The Family Court denied the mother's objections to the Support Magistrate's fact-finding order because it found that the order was not “final.” The order cited Family Court Act Section 439(e), which permits objections to a “final” order of a Support Magistrate, and Section 439(a), which provides that a “determination by a Support Magistrate that a person is in willful violation of an order ․ and that recommends commitment ․ shall have no force and effect until confirmed by a judge of the court.” This was error. First, under the plain language of the statute, the Support Magistrate's fact-finding order was not an order that “shall have no force and effect until confirmed by a judge of the court,” since it did not recommend incarceration. The Support Magistrate's failure to make a recommendation as to incarceration upon his finding of willfulness essentially constituted a recommendation against incarceration, since the mother could not seek that remedy without a recommendation from the Support Magistrate. Moreover, the parties were entitled to a complete written fact-finding order, including a recommendation as to incarceration, within five court days following completion of the hearing on the mother's violation petition (22 NYCRR § 205.43[f], [g] ). Accordingly, the Family Court should have considered the mother's objections, and, upon doing so, should have exercised its authority to remand the matter to the Support Magistrate for an immediate recommendation as to incarceration, or to make, with or without holding a new hearing, its own findings of fact and order based on the record (Family Court Act § 439[e] ).

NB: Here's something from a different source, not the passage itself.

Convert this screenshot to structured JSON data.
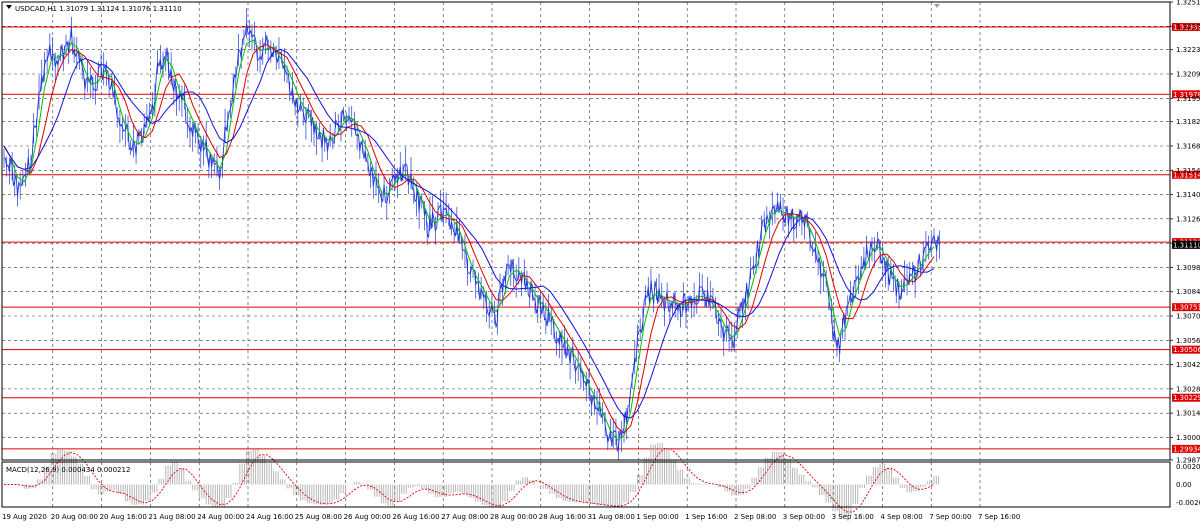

The Family Court's order cited to trial court cases finding that Family Court may consider objections to nonfinal orders where irreparable harm would result from denial of permission to file such objections (see McGrath v. McGrath, 166 Misc.2d 512, 633 N.Y.S.2d 694 [Fam. Ct., Erie Co. 1995]; Matter of Heinlein v. Heinlein, 165 Misc.2d 357, 629 N.Y.S.2d 679 [Fam. Ct., Monroe Co. 1995] ). It nevertheless found that “a delay in the disposition of a violation of child support petition is not an irreparable harm.” However, under the circumstances of this case, the mother has made a prima facie showing that she suffered irreparable harm. A litigant has a right to bring a violation petition to an expeditious final disposition (Family Court Act § 439–a). The mother was deprived of the “expedited process” guaranteed by statute and the Family Court Rules when the support magistrate conducted protracted unauthorized “post-dispositional” proceedings.
1. The father's counsel states in his appellate brief that the support magistrate issued a fact-finding order dated July 12, 2017 recommending a suspended six-month sentence, and that a Family Court order dated July 12, 2017 confirmed this recommendation. However, since those orders were issued after the mother filed her appellate brief and are not included in the appellate record, we cannot consider them.